[Data items]
::::::::::
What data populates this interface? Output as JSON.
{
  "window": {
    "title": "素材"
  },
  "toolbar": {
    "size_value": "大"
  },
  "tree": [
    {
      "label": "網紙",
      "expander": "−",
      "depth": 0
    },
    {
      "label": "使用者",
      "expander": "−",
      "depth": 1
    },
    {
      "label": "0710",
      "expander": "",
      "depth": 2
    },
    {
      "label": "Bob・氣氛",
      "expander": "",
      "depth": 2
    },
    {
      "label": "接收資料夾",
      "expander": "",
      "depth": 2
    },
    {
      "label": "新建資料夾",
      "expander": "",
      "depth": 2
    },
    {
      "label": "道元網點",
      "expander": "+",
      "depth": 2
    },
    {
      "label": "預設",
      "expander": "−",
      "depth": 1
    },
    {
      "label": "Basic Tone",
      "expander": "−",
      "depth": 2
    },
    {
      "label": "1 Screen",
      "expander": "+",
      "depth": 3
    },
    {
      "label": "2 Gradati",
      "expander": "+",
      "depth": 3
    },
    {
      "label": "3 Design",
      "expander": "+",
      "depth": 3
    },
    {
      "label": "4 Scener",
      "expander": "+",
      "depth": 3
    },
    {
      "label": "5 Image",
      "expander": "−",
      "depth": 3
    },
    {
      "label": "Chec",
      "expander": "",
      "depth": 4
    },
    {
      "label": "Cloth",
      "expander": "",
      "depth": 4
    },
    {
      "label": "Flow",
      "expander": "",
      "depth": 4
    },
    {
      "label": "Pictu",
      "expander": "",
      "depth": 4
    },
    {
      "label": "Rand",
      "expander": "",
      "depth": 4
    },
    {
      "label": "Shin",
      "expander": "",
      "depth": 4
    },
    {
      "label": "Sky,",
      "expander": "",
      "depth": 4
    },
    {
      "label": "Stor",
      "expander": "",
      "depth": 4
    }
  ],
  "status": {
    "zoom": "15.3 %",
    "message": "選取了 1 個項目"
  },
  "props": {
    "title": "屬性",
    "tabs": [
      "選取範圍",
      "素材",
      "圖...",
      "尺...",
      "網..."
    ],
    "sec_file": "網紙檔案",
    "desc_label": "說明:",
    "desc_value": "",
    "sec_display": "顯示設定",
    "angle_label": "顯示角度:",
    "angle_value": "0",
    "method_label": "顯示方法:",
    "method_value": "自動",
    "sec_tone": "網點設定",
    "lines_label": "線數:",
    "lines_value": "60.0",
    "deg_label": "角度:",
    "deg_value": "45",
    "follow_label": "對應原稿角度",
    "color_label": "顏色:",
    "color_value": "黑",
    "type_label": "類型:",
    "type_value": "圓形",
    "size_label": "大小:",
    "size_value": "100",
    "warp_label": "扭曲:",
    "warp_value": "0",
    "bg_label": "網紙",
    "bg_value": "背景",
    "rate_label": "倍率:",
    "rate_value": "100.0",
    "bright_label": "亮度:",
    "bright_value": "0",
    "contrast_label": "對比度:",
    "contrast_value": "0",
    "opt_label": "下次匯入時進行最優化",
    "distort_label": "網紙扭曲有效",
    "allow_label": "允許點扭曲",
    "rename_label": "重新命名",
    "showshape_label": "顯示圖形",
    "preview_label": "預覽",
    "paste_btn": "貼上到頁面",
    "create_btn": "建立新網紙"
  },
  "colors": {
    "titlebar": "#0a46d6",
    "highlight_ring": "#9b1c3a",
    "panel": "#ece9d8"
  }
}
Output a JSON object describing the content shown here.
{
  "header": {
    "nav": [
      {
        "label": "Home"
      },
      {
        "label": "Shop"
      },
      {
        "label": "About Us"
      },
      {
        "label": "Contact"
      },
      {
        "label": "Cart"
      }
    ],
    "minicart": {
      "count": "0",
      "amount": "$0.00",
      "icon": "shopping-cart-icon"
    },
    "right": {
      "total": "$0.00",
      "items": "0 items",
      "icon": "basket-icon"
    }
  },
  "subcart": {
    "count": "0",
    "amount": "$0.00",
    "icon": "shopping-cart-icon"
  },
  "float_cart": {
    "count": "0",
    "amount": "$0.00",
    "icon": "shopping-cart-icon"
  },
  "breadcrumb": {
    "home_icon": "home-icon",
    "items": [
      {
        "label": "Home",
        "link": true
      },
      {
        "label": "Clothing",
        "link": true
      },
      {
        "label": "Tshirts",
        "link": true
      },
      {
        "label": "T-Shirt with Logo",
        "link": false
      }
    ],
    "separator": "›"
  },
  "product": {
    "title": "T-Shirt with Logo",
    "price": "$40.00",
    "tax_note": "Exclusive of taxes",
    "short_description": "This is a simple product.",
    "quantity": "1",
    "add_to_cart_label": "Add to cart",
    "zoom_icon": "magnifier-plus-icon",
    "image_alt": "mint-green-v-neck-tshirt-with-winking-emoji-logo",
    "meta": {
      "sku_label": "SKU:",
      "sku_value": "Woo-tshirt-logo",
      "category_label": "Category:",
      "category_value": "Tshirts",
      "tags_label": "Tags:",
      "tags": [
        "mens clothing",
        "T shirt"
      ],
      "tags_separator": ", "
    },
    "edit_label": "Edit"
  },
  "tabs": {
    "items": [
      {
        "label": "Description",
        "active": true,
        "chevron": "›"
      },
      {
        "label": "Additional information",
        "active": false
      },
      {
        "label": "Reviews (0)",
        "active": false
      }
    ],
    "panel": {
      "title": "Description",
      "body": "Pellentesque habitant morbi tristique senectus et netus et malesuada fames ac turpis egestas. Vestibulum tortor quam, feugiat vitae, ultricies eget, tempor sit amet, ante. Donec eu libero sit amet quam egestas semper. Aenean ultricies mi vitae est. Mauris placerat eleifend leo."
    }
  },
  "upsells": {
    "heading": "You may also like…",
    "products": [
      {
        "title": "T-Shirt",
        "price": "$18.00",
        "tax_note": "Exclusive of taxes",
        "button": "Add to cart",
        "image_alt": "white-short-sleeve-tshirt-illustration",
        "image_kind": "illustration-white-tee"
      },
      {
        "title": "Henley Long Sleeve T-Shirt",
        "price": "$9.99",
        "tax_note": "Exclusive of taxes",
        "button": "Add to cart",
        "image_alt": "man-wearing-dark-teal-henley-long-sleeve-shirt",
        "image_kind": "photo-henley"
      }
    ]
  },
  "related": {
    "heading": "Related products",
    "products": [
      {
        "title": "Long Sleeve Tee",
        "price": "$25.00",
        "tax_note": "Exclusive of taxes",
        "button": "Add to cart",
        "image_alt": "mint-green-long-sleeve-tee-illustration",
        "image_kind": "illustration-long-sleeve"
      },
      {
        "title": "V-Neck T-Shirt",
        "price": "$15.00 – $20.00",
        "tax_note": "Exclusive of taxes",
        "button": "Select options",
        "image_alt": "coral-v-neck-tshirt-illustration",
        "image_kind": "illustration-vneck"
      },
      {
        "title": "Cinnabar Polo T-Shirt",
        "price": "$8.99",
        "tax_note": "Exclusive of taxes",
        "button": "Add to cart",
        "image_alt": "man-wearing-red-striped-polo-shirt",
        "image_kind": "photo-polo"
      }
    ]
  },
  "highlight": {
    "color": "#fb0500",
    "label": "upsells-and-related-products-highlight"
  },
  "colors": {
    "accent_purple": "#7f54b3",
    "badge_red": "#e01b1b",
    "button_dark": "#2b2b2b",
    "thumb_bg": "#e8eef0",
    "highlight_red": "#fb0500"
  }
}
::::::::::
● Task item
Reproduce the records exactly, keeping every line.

● Task response
What data populates this interface? Output as JSON.
{
  "window": {
    "title": "素材"
  },
  "toolbar": {
    "size_value": "大"
  },
  "tree": [
    {
      "label": "網紙",
      "expander": "−",
      "depth": 0
    },
    {
      "label": "使用者",
      "expander": "−",
      "depth": 1
    },
    {
      "label": "0710",
      "expander": "",
      "depth": 2
    },
    {
      "label": "Bob・氣氛",
      "expander": "",
      "depth": 2
    },
    {
      "label": "接收資料夾",
      "expander": "",
      "depth": 2
    },
    {
      "label": "新建資料夾",
      "expander": "",
      "depth": 2
    },
    {
      "label": "道元網點",
      "expander": "+",
      "depth": 2
    },
    {
      "label": "預設",
      "expander": "−",
      "depth": 1
    },
    {
      "label": "Basic Tone",
      "expander": "−",
      "depth": 2
    },
    {
      "label": "1 Screen",
      "expander": "+",
      "depth": 3
    },
    {
      "label": "2 Gradati",
      "expander": "+",
      "depth": 3
    },
    {
      "label": "3 Design",
      "expander": "+",
      "depth": 3
    },
    {
      "label": "4 Scener",
      "expander": "+",
      "depth": 3
    },
    {
      "label": "5 Image",
      "expander": "−",
      "depth": 3
    },
    {
      "label": "Chec",
      "expander": "",
      "depth": 4
    },
    {
      "label": "Cloth",
      "expander": "",
      "depth": 4
    },
    {
      "label": "Flow",
      "expander": "",
      "depth": 4
    },
    {
      "label": "Pictu",
      "expander": "",
      "depth": 4
    },
    {
      "label": "Rand",
      "expander": "",
      "depth": 4
    },
    {
      "label": "Shin",
      "expander": "",
      "depth": 4
    },
    {
      "label": "Sky,",
      "expander": "",
      "depth": 4
    },
    {
      "label": "Stor",
      "expander": "",
      "depth": 4
    }
  ],
  "status": {
    "zoom": "15.3 %",
    "message": "選取了 1 個項目"
  },
  "props": {
    "title": "屬性",
    "tabs": [
      "選取範圍",
      "素材",
      "圖...",
      "尺...",
      "網..."
    ],
    "sec_file": "網紙檔案",
    "desc_label": "說明:",
    "desc_value": "",
    "sec_display": "顯示設定",
    "angle_label": "顯示角度:",
    "angle_value": "0",
    "method_label": "顯示方法:",
    "method_value": "自動",
    "sec_tone": "網點設定",
    "lines_label": "線數:",
    "lines_value": "60.0",
    "deg_label": "角度:",
    "deg_value": "45",
    "follow_label": "對應原稿角度",
    "color_label": "顏色:",
    "color_value": "黑",
    "type_label": "類型:",
    "type_value": "圓形",
    "size_label": "大小:",
    "size_value": "100",
    "warp_label": "扭曲:",
    "warp_value": "0",
    "bg_label": "網紙",
    "bg_value": "背景",
    "rate_label": "倍率:",
    "rate_value": "100.0",
    "bright_label": "亮度:",
    "bright_value": "0",
    "contrast_label": "對比度:",
    "contrast_value": "0",
    "opt_label": "下次匯入時進行最優化",
    "distort_label": "網紙扭曲有效",
    "allow_label": "允許點扭曲",
    "rename_label": "重新命名",
    "showshape_label": "顯示圖形",
    "preview_label": "預覽",
    "paste_btn": "貼上到頁面",
    "create_btn": "建立新網紙"
  },
  "colors": {
    "titlebar": "#0a46d6",
    "highlight_ring": "#9b1c3a",
    "panel": "#ece9d8"
  }
}
Output a JSON object describing the content shown here.
{
  "header": {
    "nav": [
      {
        "label": "Home"
      },
      {
        "label": "Shop"
      },
      {
        "label": "About Us"
      },
      {
        "label": "Contact"
      },
      {
        "label": "Cart"
      }
    ],
    "minicart": {
      "count": "0",
      "amount": "$0.00",
      "icon": "shopping-cart-icon"
    },
    "right": {
      "total": "$0.00",
      "items": "0 items",
      "icon": "basket-icon"
    }
  },
  "subcart": {
    "count": "0",
    "amount": "$0.00",
    "icon": "shopping-cart-icon"
  },
  "float_cart": {
    "count": "0",
    "amount": "$0.00",
    "icon": "shopping-cart-icon"
  },
  "breadcrumb": {
    "home_icon": "home-icon",
    "items": [
      {
        "label": "Home",
        "link": true
      },
      {
        "label": "Clothing",
        "link": true
      },
      {
        "label": "Tshirts",
        "link": true
      },
      {
        "label": "T-Shirt with Logo",
        "link": false
      }
    ],
    "separator": "›"
  },
  "product": {
    "title": "T-Shirt with Logo",
    "price": "$40.00",
    "tax_note": "Exclusive of taxes",
    "short_description": "This is a simple product.",
    "quantity": "1",
    "add_to_cart_label": "Add to cart",
    "zoom_icon": "magnifier-plus-icon",
    "image_alt": "mint-green-v-neck-tshirt-with-winking-emoji-logo",
    "meta": {
      "sku_label": "SKU:",
      "sku_value": "Woo-tshirt-logo",
      "category_label": "Category:",
      "category_value": "Tshirts",
      "tags_label": "Tags:",
      "tags": [
        "mens clothing",
        "T shirt"
      ],
      "tags_separator": ", "
    },
    "edit_label": "Edit"
  },
  "tabs": {
    "items": [
      {
        "label": "Description",
        "active": true,
        "chevron": "›"
      },
      {
        "label": "Additional information",
        "active": false
      },
      {
        "label": "Reviews (0)",
        "active": false
      }
    ],
    "panel": {
      "title": "Description",
      "body": "Pellentesque habitant morbi tristique senectus et netus et malesuada fames ac turpis egestas. Vestibulum tortor quam, feugiat vitae, ultricies eget, tempor sit amet, ante. Donec eu libero sit amet quam egestas semper. Aenean ultricies mi vitae est. Mauris placerat eleifend leo."
    }
  },
  "upsells": {
    "heading": "You may also like…",
    "products": [
      {
        "title": "T-Shirt",
        "price": "$18.00",
        "tax_note": "Exclusive of taxes",
        "button": "Add to cart",
        "image_alt": "white-short-sleeve-tshirt-illustration",
        "image_kind": "illustration-white-tee"
      },
      {
        "title": "Henley Long Sleeve T-Shirt",
        "price": "$9.99",
        "tax_note": "Exclusive of taxes",
        "button": "Add to cart",
        "image_alt": "man-wearing-dark-teal-henley-long-sleeve-shirt",
        "image_kind": "photo-henley"
      }
    ]
  },
  "related": {
    "heading": "Related products",
    "products": [
      {
        "title": "Long Sleeve Tee",
        "price": "$25.00",
        "tax_note": "Exclusive of taxes",
        "button": "Add to cart",
        "image_alt": "mint-green-long-sleeve-tee-illustration",
        "image_kind": "illustration-long-sleeve"
      },
      {
        "title": "V-Neck T-Shirt",
        "price": "$15.00 – $20.00",
        "tax_note": "Exclusive of taxes",
        "button": "Select options",
        "image_alt": "coral-v-neck-tshirt-illustration",
        "image_kind": "illustration-vneck"
      },
      {
        "title": "Cinnabar Polo T-Shirt",
        "price": "$8.99",
        "tax_note": "Exclusive of taxes",
        "button": "Add to cart",
        "image_alt": "man-wearing-red-striped-polo-shirt",
        "image_kind": "photo-polo"
      }
    ]
  },
  "highlight": {
    "color": "#fb0500",
    "label": "upsells-and-related-products-highlight"
  },
  "colors": {
    "accent_purple": "#7f54b3",
    "badge_red": "#e01b1b",
    "button_dark": "#2b2b2b",
    "thumb_bg": "#e8eef0",
    "highlight_red": "#fb0500"
  }
}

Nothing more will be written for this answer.